• _EXERCISE AIM_: Wherever the string "Développeur" appears in the records, return the line that holds it.

• _ENTRIES SHOWN_:
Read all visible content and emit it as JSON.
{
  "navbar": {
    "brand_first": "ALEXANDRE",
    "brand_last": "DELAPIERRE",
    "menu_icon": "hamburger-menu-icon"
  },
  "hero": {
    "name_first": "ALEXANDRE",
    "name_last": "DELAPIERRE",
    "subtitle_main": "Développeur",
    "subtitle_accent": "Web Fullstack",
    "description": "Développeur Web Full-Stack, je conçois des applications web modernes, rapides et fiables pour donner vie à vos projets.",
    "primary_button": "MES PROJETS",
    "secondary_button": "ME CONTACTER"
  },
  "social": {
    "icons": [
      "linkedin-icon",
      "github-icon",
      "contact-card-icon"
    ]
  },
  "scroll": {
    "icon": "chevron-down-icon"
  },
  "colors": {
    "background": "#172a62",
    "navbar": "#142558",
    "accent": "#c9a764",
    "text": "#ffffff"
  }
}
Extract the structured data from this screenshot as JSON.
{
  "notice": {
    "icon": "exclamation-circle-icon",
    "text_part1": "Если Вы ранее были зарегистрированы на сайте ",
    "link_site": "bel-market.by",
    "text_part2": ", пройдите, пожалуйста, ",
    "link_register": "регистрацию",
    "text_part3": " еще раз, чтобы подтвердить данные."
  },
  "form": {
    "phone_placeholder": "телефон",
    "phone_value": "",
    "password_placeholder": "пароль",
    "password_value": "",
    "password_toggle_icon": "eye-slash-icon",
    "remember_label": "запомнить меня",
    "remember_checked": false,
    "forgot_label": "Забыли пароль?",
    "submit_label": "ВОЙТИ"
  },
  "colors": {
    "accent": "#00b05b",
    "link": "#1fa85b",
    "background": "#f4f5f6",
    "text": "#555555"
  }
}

• _EXPECTED ANSWER_:
    "subtitle_main": "Développeur",
    "description": "Développeur Web Full-Stack, je conçois des applications web modernes, rapides et fiables pour donner vie à vos projets.",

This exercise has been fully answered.